Rinsing system in stomach protects the teeth of ruminants
When they graze, goats, sheep and cows often ingest bits of earth that can be damaging to their teeth. Researchers from the University of Zurich have now shown how the animals protect themselves against dental abrasion: Their stomach system rinses dust and sand off the ingested food before it is chewed for the second time.
"Field-grazing animals always eat some earth and dust along with the plants," says Jean-Michel Hatt, professor at the Clinic for Zoo Animals, Exotic Pets and Wildlife. This is particularly the case in dry regions where the wind blows a lot of dust around, and causes a lot of work for the masticatory organs. His research team has now shown that various mechanisms prevent excessive abrasion of the teeth—thus ensuring the animals' survival.
Short and long teeth in the same habitat
Horses and zebras, for instance, have developed very long teeth in order to compensate for the abrasion caused by dust and sand. Cows and wildebeest, on the other hand, have shorter teeth. "We have always wondered how ruminants living in the same habitat manage with shorter teeth," Hatt explains.
Ruminants have a stomach system with multiple chambers—rumen, reticuum, omasum and abomasum—which use bacteria to digest the plant material they eat. The food is washed by rumen fluid and sorted into material that is already small enough to digest, and larger pieces that are regurgitated to be chewed again. It has long been assumed that the cud to be ruminated has been freed from dust and sand.

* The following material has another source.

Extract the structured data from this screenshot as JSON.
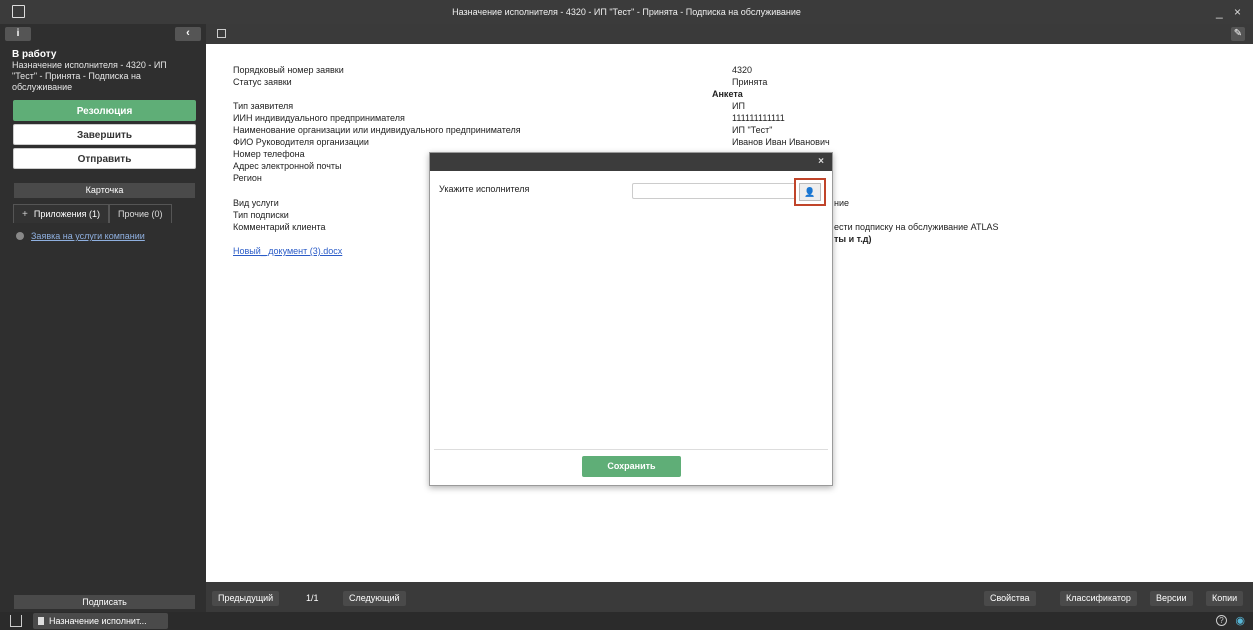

Sand collects in the stomach
Jean-Michel Hatt and his team have now for the first time tested the influence of various types of food on dental abrasion. Using computer tomography, the researchers observed in goats that the sand ingested with the plants was not equally distributed around the gastrointestinal tract, but collected at specific locations. "We were able to show that there was considerably less sand in the upper rumen, where the material to be ruminated is regurgitated, than in the ingested food itself," Hatt explains.

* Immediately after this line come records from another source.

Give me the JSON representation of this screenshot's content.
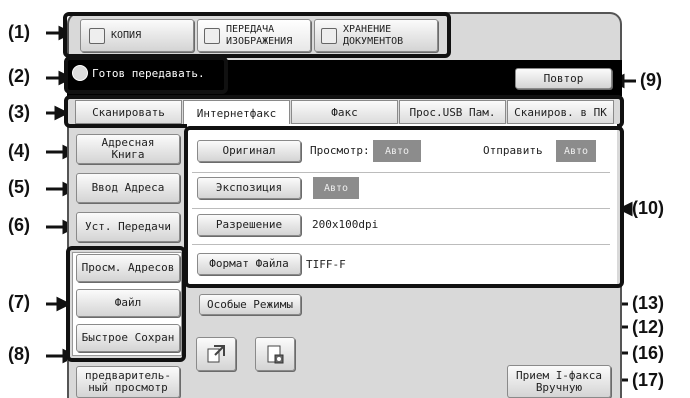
{
  "callouts": [
    "(1)",
    "(2)",
    "(3)",
    "(4)",
    "(5)",
    "(6)",
    "(7)",
    "(8)",
    "(9)",
    "(10)",
    "(13)",
    "(12)",
    "(16)",
    "(17)"
  ],
  "modes": {
    "copy": "КОПИЯ",
    "image_send_1": "ПЕРЕДАЧА",
    "image_send_2": "ИЗОБРАЖЕНИЯ",
    "doc_store_1": "ХРАНЕНИЕ",
    "doc_store_2": "ДОКУМЕНТОВ"
  },
  "status": {
    "message": "Готов передавать.",
    "repeat_label": "Повтор"
  },
  "tabs": [
    "Сканировать",
    "Интернетфакс",
    "Факс",
    "Прос.USB Пам.",
    "Сканиров. в ПК"
  ],
  "side": {
    "address_book_1": "Адресная",
    "address_book_2": "Книга",
    "address_entry": "Ввод Адреса",
    "send_settings": "Уст. Передачи",
    "view_addresses": "Просм. Адресов",
    "file": "Файл",
    "quick_file": "Быстрое Сохран",
    "preview_1": "предваритель-",
    "preview_2": "ный просмотр"
  },
  "settings": {
    "original_label": "Оригинал",
    "preview_label": "Просмотр:",
    "preview_value": "Авто",
    "send_label": "Отправить",
    "send_value": "Авто",
    "exposure_label": "Экспозиция",
    "exposure_value": "Авто",
    "resolution_label": "Разрешение",
    "resolution_value": "200x100dpi",
    "format_label": "Формат Файла",
    "format_value": "TIFF-F"
  },
  "special_modes_label": "Особые Режимы",
  "manual_reception_1": "Прием I-факса",
  "manual_reception_2": "Вручную",
  "icons": [
    "copy-icon",
    "image-send-icon",
    "document-filing-icon",
    "status-mode-icon",
    "address-direct-icon",
    "sending-settings-icon"
  ]
}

What happens to the sand? First it sinks down in the rumen and collects in the abomasum, passes through the bowel and is then expelled with the undigested material in the feces. "Organisms that develop such a washing system have a natural way to easily get rid of the rinsed-off material," says Hatt. It is only when animals ingest a large amount of sand all at once—for example through badly produced silage with an unusual amount of soil contamination—that complications can occur.
Ruminants' success model
For Hatt, the finding provides another piece of the puzzle explaining the evolutionary success of the ruminant model. It also explains why the animals do a much less thorough job of chewing their food into small pieces the first time around than they do later, when they are ruminating clean material.